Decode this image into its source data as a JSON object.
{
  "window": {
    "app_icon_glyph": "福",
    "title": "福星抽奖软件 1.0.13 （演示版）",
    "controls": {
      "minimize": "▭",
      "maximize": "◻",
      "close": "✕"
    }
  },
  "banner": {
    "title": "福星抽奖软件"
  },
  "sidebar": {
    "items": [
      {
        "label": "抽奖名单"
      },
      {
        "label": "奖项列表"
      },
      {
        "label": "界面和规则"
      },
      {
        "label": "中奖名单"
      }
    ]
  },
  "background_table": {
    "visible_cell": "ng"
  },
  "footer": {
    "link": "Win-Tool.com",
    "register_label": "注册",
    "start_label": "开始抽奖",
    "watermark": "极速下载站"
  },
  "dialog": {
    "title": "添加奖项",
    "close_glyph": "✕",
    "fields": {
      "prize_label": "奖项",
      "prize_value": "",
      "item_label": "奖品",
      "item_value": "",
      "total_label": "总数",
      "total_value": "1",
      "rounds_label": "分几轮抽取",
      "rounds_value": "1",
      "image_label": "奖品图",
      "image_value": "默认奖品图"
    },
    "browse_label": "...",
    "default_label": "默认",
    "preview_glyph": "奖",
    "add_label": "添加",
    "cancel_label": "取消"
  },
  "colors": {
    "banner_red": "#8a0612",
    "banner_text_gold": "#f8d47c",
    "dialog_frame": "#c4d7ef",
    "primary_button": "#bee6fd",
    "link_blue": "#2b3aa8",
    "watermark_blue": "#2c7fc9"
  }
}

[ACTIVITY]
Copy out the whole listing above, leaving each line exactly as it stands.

[EXPECTED ANSWER]
Decode this image into its source data as a JSON object.
{
  "window": {
    "app_icon_glyph": "福",
    "title": "福星抽奖软件 1.0.13 （演示版）",
    "controls": {
      "minimize": "▭",
      "maximize": "◻",
      "close": "✕"
    }
  },
  "banner": {
    "title": "福星抽奖软件"
  },
  "sidebar": {
    "items": [
      {
        "label": "抽奖名单"
      },
      {
        "label": "奖项列表"
      },
      {
        "label": "界面和规则"
      },
      {
        "label": "中奖名单"
      }
    ]
  },
  "background_table": {
    "visible_cell": "ng"
  },
  "footer": {
    "link": "Win-Tool.com",
    "register_label": "注册",
    "start_label": "开始抽奖",
    "watermark": "极速下载站"
  },
  "dialog": {
    "title": "添加奖项",
    "close_glyph": "✕",
    "fields": {
      "prize_label": "奖项",
      "prize_value": "",
      "item_label": "奖品",
      "item_value": "",
      "total_label": "总数",
      "total_value": "1",
      "rounds_label": "分几轮抽取",
      "rounds_value": "1",
      "image_label": "奖品图",
      "image_value": "默认奖品图"
    },
    "browse_label": "...",
    "default_label": "默认",
    "preview_glyph": "奖",
    "add_label": "添加",
    "cancel_label": "取消"
  },
  "colors": {
    "banner_red": "#8a0612",
    "banner_text_gold": "#f8d47c",
    "dialog_frame": "#c4d7ef",
    "primary_button": "#bee6fd",
    "link_blue": "#2b3aa8",
    "watermark_blue": "#2c7fc9"
  }
}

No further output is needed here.